PARADISE PARK, Allegra Goodman's follow-up to her critically acclaimed novel, KAATERSKILL FALLS, is about one woman's spiritual journey that covers over 20 years, several relationships, and a handful of religions. The term, "spiritual journey" might sound a little heavy, but as far as main character Sharon Spiegelman is concerned, it's not. Sharon is desperate to find a deeper meaning, so she turns to God, in varying cultures and religions, to search for enlightenment. Every time she thinks she has found the answer, it falls from her grasp and she is forced to start over. Despite the number of false starts and abruptly ended relationships, Sharon's spirit is ever buoyant, and her sense of humor travels with her from state to state. It sounds like it would be an uplifting and quirky novel, and at moments it is, but more often the quirks become irks.
According to one of the reviews, PARADISE PARK is a "tragicomedy" and in a sense it is. Even when Sharon faces spiritual and emotional malaise, her sense of humor still shines through, but that doesn't make up for her ultimately frustrating character, who I often felt the urge to grip through the pages and shake (unfortunately, one of her boyfriends feels the same way and acts on this). Sharon is desperately searching for enlightenment by embracing the cause, religion, or man, closest to her. At the start of the novel Sharon is feeling rather low, having been just abandoned by her blinky eyed hippy boyfriend, also her folk dancing partner, with whom she traveled to Hawaii after dropping out of college. Just 20, estranged from her divorced parents and without a friend in Waikiki, Sharon takes her few possessions --- which include a macramé bikini, a guitar, a couple of Indian gauze skirts, and her grandfather's silver watch --- and starts her adventure that spans 20 years.
After the folk dancer leaves her, Sharon follows many different paths. First she journeys to an island to study birds, then ends up prancing around naked in the rain forests of Hawaii, growing pot with her new boyfriend. When that doesn't pan out she tries exploring religions such as Christianity, Buddhism, and Judaism, to name a few, then attempts to go academic and get her BA in religion. It's hard to keep up with Sharon and her shuffling of causes, boyfriends, and religions. To be fair, she has had little support throughout her life --- from her alcoholic mother who abandoned her at age thirteen, to her thrice married father who doled out reprimands and rules but no love, to a series of dimwitted boyfriends. It makes sense that Sharon is seeking love, acceptance, and the divine, but that doesn't make her flighty journey any easier or enjoyable to follow.

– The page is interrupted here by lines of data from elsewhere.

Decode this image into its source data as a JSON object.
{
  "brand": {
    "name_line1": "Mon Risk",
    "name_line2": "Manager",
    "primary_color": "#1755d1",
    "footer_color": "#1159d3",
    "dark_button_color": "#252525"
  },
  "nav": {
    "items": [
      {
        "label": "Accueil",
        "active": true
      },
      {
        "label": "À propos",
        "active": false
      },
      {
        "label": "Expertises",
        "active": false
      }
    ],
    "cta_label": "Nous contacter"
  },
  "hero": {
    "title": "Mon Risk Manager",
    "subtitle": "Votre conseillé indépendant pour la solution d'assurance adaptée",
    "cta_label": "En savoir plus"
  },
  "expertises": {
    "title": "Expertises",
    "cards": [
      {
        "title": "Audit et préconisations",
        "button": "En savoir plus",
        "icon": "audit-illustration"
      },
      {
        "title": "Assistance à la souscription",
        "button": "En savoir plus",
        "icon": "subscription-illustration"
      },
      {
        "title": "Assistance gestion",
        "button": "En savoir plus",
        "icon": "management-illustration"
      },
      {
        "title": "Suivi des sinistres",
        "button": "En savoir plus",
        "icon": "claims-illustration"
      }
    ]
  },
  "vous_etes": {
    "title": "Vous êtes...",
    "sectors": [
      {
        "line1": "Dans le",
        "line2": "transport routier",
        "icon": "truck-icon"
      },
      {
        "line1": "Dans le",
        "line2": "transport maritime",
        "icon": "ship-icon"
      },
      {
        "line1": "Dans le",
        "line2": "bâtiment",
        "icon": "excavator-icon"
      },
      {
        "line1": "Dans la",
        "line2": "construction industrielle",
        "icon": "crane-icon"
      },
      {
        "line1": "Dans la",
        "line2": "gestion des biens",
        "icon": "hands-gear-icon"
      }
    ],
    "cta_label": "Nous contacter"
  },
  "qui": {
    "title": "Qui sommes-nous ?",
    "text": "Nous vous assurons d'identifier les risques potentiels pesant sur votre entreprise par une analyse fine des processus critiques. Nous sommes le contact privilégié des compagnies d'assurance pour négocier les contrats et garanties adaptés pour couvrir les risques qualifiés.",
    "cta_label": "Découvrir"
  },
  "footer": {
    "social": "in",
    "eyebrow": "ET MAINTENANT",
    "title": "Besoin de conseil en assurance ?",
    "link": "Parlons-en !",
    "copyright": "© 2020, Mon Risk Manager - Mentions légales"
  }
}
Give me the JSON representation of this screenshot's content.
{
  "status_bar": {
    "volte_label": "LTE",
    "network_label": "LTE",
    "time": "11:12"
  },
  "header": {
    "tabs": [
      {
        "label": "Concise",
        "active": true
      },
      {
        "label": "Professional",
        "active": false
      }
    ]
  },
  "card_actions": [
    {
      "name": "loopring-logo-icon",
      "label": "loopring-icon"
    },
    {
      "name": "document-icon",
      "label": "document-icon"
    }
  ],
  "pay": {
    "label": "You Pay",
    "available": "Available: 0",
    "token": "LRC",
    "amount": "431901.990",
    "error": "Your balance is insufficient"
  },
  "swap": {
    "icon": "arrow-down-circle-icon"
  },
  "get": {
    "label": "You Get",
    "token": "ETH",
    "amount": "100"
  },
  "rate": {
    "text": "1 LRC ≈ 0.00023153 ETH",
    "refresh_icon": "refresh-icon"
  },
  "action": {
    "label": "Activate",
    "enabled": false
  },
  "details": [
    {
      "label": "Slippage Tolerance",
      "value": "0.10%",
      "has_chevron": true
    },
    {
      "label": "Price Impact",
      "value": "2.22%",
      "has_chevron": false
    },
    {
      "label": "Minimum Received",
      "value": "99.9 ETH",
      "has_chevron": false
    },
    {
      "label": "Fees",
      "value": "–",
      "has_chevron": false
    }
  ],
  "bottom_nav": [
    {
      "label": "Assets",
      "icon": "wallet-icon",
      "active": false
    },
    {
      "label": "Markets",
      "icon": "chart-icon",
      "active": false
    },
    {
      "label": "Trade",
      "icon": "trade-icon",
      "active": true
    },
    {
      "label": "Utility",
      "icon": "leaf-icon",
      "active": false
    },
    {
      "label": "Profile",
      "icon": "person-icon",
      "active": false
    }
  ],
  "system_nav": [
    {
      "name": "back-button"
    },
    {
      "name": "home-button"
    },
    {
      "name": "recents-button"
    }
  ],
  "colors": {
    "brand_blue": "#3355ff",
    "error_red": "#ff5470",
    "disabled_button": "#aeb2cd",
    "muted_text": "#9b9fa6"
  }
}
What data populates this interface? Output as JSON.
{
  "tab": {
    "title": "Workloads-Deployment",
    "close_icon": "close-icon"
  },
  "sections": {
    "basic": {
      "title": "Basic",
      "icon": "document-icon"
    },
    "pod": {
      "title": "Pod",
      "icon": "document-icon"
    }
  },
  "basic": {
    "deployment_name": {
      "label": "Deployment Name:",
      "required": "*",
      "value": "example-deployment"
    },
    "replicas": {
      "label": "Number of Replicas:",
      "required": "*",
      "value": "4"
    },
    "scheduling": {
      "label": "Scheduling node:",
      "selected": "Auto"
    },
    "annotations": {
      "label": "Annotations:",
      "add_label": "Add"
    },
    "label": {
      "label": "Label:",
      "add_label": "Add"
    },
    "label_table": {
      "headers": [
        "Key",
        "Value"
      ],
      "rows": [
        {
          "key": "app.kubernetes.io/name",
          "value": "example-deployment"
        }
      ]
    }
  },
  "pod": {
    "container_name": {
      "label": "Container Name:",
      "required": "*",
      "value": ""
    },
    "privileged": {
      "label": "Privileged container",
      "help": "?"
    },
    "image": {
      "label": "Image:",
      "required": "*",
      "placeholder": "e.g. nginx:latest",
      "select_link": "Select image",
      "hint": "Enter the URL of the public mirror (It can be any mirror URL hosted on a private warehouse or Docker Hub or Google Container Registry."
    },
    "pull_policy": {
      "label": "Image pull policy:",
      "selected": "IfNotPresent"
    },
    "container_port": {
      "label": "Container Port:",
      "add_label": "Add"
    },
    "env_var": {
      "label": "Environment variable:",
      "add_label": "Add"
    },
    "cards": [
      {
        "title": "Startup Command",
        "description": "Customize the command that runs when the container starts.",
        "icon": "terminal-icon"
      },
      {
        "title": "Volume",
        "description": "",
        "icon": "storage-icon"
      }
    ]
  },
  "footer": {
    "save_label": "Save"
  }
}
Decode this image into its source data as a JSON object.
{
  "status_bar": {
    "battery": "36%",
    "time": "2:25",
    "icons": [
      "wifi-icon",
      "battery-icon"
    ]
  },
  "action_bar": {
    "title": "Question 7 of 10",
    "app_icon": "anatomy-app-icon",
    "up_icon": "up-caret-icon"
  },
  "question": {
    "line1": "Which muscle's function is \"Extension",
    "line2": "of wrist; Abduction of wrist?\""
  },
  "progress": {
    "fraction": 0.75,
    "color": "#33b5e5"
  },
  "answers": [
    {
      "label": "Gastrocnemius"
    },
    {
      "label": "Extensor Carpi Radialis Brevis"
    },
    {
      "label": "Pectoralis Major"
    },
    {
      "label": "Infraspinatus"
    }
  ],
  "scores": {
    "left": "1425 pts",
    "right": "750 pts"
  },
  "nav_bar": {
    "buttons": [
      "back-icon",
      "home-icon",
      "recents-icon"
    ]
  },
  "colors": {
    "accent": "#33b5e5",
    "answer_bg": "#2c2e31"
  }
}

Many times I felt more like a beleaguered traveler and exasperated friend than an entertained reader. Maybe it's because I have fancy free friends with threads similar to Sharon's running through their own macramé bikinis, or maybe it's because Sharon's life, and Goodman's artful but relentless description of it, is tiring all on its own. When Sharon finally does fall in love --- for real --- I don't quite believe it at first. I'm not sure if it's because it happened so fast, or that I was expecting her love to wane as it did for so many men and religions before. It's a relief that Sharon finally does settle down, however out of character it may seem, as she comes full circle back to Boston 20 years later.
As maddening as her escapades had been throughout the novel, there is something so simple and beautiful about the last page that makes the journey worthwhile. The wandering woman has come to terms with herself and is finally able to enjoy life --- enjoy dancing, the feeling of grass beneath her feet, and the lyrical music. While she twirls, she sings and, for the first time in her life, she knows the words and her place in the world.